_TASK INSTRUCTIONS_
Go through the listing below. Copy each line that has the string "JSON".

_GIVEN RECORDS_

--------------------

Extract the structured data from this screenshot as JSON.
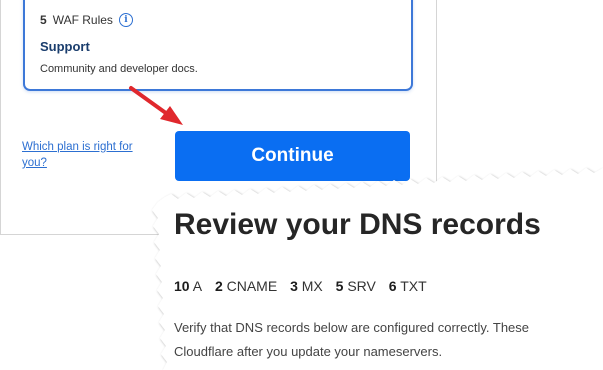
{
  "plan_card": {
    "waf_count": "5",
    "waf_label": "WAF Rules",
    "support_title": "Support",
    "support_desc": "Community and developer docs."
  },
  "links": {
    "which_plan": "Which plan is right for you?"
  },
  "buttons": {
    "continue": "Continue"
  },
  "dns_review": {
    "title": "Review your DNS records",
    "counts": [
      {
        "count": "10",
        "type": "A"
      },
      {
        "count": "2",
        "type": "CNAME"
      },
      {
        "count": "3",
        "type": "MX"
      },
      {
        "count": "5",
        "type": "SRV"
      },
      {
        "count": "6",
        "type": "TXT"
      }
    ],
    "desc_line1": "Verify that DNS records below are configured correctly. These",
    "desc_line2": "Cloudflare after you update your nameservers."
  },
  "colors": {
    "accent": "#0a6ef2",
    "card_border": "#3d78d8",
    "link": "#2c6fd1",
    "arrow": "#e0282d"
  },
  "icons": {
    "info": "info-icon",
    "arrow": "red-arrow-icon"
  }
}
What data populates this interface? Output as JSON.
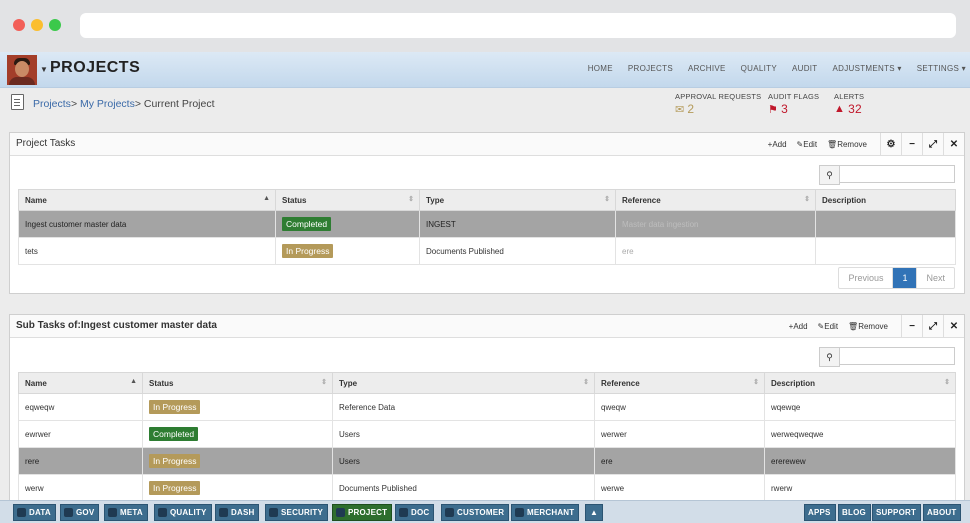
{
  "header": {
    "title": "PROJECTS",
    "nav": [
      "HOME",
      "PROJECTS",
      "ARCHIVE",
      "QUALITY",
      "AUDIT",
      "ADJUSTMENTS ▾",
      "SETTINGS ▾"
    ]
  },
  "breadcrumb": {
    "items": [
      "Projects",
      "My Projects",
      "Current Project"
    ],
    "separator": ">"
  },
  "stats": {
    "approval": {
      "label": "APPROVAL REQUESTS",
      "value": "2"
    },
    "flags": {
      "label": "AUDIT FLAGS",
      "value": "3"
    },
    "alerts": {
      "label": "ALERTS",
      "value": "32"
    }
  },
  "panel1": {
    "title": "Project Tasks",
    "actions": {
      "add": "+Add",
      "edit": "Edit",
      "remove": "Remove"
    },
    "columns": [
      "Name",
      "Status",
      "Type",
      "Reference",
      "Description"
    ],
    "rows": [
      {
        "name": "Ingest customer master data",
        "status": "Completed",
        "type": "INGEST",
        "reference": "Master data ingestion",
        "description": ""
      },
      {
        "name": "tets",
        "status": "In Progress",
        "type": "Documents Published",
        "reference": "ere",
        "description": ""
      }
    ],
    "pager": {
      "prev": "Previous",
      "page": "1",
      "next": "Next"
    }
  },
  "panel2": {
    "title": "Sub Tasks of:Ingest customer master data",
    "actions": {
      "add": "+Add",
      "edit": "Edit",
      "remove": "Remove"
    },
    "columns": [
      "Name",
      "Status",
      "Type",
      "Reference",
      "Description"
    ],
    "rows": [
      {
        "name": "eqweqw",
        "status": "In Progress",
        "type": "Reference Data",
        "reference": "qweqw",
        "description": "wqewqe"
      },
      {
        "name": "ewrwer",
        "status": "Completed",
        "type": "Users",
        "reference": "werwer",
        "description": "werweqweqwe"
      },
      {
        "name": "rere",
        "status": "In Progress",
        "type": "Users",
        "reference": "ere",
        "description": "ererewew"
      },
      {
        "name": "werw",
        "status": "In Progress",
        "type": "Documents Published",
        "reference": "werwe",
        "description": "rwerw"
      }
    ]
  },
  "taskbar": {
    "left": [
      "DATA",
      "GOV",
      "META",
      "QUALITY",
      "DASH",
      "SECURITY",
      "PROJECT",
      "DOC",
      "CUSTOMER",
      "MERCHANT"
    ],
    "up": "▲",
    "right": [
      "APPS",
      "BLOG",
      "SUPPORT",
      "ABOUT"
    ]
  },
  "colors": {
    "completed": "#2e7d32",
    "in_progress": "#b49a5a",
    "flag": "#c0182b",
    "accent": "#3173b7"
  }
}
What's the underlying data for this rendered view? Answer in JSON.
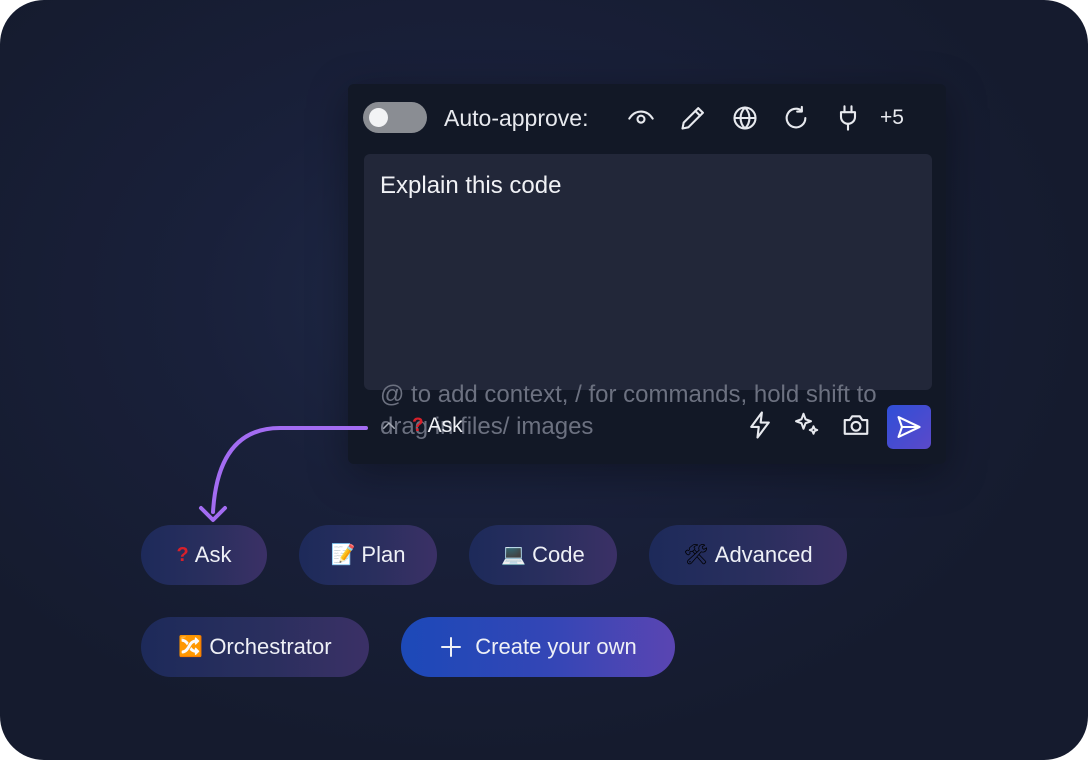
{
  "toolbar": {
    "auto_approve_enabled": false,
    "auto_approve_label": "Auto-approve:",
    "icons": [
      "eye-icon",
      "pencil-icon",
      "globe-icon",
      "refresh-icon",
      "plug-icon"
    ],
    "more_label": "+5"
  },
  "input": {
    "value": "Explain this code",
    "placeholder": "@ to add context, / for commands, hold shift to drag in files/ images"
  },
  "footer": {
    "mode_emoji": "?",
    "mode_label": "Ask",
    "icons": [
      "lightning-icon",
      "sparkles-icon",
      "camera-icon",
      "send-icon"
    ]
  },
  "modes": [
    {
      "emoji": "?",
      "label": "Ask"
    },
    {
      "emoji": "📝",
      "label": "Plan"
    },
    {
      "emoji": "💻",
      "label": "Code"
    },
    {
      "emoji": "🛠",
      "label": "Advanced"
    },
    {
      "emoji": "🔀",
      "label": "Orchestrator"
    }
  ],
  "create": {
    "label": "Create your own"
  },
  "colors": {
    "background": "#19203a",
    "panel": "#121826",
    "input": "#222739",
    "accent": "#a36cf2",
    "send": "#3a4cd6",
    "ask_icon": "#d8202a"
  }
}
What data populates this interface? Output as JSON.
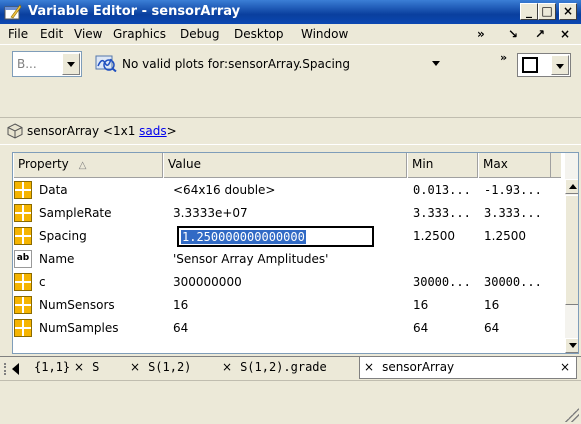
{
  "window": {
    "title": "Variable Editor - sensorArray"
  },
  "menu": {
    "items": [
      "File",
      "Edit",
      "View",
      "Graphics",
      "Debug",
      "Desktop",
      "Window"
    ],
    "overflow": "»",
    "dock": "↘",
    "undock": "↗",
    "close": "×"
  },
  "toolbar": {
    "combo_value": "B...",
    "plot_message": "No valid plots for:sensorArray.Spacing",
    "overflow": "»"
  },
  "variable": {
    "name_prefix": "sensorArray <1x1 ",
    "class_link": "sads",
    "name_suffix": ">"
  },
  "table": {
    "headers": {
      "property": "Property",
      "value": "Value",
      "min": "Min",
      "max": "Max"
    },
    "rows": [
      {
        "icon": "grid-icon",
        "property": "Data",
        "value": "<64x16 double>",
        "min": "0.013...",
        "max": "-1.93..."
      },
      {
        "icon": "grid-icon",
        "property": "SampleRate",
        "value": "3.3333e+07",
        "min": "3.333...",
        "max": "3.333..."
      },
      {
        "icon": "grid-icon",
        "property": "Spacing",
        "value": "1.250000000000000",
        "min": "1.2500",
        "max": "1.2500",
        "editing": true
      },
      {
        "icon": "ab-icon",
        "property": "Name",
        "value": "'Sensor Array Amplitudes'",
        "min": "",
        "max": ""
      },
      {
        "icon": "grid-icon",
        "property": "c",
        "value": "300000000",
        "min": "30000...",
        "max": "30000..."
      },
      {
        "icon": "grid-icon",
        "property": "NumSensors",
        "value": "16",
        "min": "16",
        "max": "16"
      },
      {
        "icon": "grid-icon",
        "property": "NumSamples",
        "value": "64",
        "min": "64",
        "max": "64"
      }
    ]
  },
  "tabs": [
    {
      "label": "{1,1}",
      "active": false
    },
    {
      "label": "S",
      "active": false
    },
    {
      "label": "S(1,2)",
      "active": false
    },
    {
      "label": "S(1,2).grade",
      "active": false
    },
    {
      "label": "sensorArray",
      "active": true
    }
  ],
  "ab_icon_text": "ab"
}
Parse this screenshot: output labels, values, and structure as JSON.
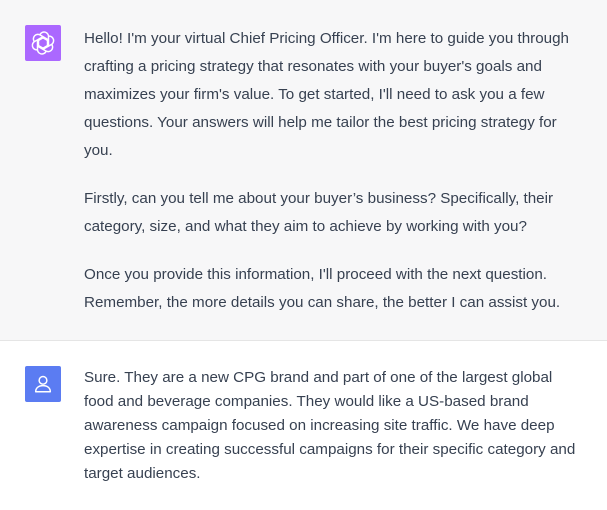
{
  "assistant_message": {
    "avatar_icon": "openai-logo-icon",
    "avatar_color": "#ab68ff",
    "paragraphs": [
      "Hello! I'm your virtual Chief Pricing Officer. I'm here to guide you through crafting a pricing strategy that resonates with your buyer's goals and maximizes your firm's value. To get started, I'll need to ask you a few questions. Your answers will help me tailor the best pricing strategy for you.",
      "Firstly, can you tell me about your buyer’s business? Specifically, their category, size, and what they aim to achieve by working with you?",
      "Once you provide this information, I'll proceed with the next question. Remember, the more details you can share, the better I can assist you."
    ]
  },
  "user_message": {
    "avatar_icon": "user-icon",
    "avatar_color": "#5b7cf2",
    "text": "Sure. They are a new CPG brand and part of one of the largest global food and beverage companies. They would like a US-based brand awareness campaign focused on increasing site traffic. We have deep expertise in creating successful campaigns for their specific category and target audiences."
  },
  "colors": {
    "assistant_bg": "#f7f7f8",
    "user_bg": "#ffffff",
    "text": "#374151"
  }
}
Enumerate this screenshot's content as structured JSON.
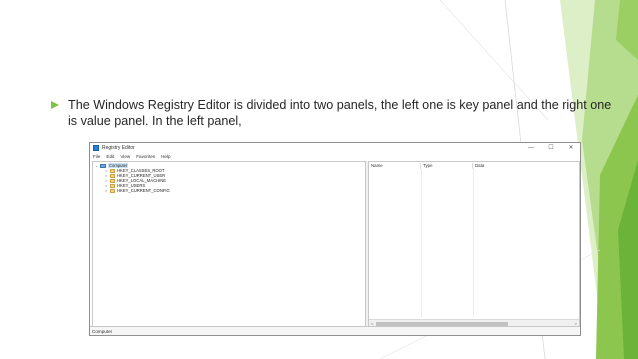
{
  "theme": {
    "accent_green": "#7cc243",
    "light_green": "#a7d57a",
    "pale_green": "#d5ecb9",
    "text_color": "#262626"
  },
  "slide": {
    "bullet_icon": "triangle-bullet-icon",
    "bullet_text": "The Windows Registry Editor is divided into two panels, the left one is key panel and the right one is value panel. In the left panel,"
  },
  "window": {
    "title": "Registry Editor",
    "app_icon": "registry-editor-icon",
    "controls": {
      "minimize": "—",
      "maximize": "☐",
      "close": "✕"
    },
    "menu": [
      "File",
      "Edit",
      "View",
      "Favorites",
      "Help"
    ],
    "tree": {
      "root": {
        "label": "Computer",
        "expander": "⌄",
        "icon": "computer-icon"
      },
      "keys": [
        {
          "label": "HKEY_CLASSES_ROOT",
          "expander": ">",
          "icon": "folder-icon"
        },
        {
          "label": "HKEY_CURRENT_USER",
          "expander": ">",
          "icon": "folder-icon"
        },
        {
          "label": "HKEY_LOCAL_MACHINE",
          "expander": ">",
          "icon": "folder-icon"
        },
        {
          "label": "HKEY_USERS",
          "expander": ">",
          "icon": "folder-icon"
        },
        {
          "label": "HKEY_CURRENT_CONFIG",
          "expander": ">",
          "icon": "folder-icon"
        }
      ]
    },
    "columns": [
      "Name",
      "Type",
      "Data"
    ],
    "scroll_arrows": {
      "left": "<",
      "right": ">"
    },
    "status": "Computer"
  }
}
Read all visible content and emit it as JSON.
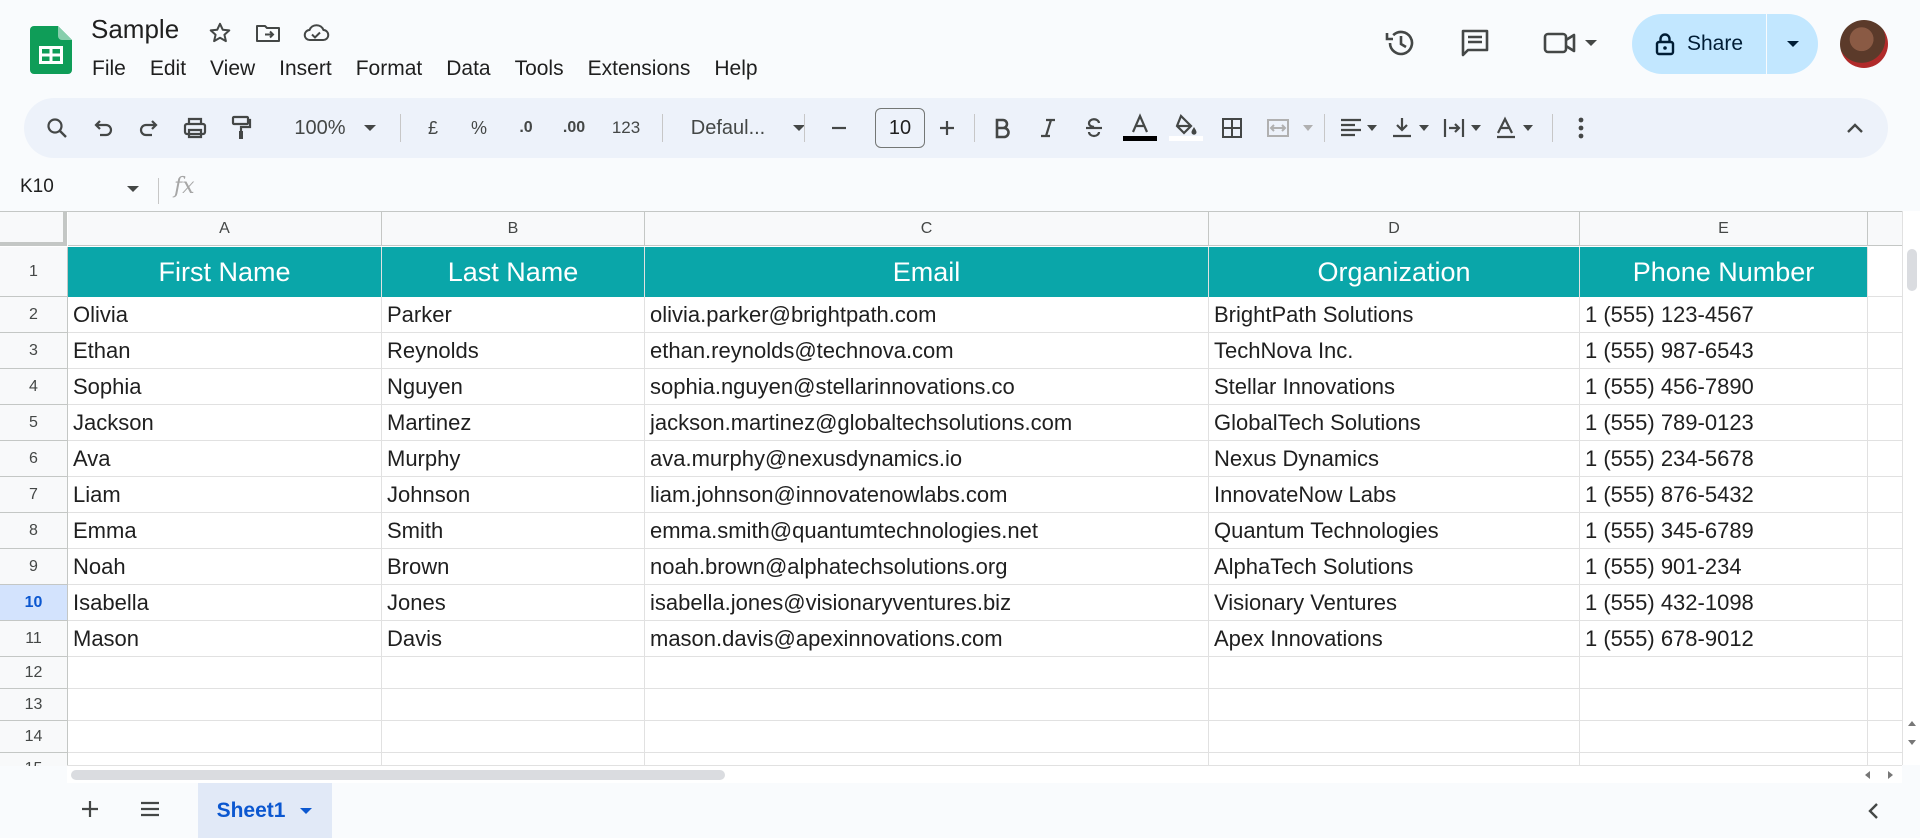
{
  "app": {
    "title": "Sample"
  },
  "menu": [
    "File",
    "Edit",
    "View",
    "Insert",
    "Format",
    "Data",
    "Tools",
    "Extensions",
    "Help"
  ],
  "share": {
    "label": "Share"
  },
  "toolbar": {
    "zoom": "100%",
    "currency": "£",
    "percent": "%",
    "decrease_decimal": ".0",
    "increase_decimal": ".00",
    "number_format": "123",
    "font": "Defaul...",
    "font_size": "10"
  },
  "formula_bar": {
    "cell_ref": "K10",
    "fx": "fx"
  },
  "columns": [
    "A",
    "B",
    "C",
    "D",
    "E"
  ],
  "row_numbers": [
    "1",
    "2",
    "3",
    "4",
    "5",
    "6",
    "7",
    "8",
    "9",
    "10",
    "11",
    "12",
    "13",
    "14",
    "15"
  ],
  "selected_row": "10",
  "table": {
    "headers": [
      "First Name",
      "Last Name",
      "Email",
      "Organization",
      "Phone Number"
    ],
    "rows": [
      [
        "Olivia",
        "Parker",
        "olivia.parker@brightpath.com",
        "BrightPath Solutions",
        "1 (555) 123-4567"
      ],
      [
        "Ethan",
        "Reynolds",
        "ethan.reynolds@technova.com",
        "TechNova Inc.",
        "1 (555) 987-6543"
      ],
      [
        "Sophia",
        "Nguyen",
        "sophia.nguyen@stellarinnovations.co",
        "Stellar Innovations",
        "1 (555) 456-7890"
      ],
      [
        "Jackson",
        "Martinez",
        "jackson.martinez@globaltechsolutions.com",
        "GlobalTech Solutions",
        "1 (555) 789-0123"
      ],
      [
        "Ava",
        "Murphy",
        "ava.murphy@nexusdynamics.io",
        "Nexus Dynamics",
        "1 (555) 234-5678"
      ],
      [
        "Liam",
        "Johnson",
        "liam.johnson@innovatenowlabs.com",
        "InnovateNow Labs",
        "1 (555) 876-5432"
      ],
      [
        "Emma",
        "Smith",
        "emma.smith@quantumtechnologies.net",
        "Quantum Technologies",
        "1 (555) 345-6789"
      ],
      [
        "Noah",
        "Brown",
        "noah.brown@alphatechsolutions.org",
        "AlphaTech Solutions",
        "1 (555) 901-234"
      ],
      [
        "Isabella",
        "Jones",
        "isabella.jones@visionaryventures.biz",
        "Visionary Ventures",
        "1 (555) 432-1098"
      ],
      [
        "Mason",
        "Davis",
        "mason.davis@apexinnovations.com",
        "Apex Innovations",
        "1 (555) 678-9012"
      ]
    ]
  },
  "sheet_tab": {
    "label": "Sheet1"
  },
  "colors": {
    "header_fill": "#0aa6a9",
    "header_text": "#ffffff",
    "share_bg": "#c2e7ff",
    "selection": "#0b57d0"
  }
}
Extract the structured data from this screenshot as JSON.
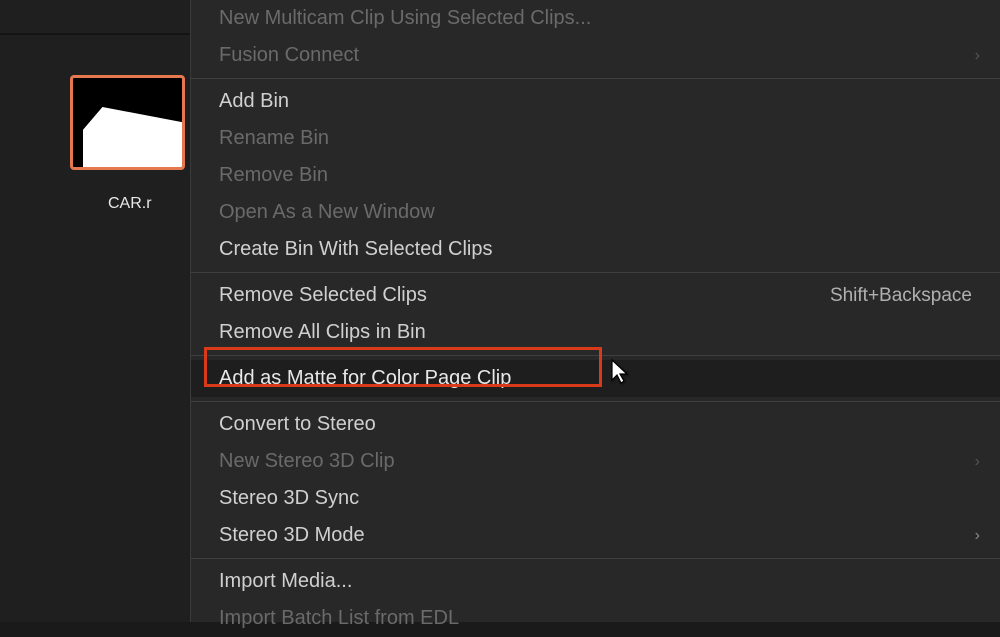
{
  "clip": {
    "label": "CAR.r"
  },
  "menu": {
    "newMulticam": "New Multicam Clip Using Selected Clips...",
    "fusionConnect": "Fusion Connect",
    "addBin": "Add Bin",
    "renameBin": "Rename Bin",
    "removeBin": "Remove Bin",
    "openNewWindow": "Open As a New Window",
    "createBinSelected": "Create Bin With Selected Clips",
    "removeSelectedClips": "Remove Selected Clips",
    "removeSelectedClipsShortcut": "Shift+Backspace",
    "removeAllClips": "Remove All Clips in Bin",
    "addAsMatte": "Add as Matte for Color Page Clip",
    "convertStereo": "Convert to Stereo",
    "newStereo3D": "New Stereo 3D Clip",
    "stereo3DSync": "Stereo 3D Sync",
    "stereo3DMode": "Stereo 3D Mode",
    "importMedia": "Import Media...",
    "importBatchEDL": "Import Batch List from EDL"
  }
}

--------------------

_SOLUTION TO THE EXERCISE_
Extract the structured data from this screenshot as JSON.
What data populates this interface? Output as JSON.
What's the underlying data for this rendered view? Answer in JSON.
What data populates this interface? Output as JSON.
Parse this screenshot: output labels, values, and structure as JSON.
Enumerate this screenshot's content as structured JSON.
Read all visible content and emit it as JSON.
Extract the structured data from this screenshot as JSON.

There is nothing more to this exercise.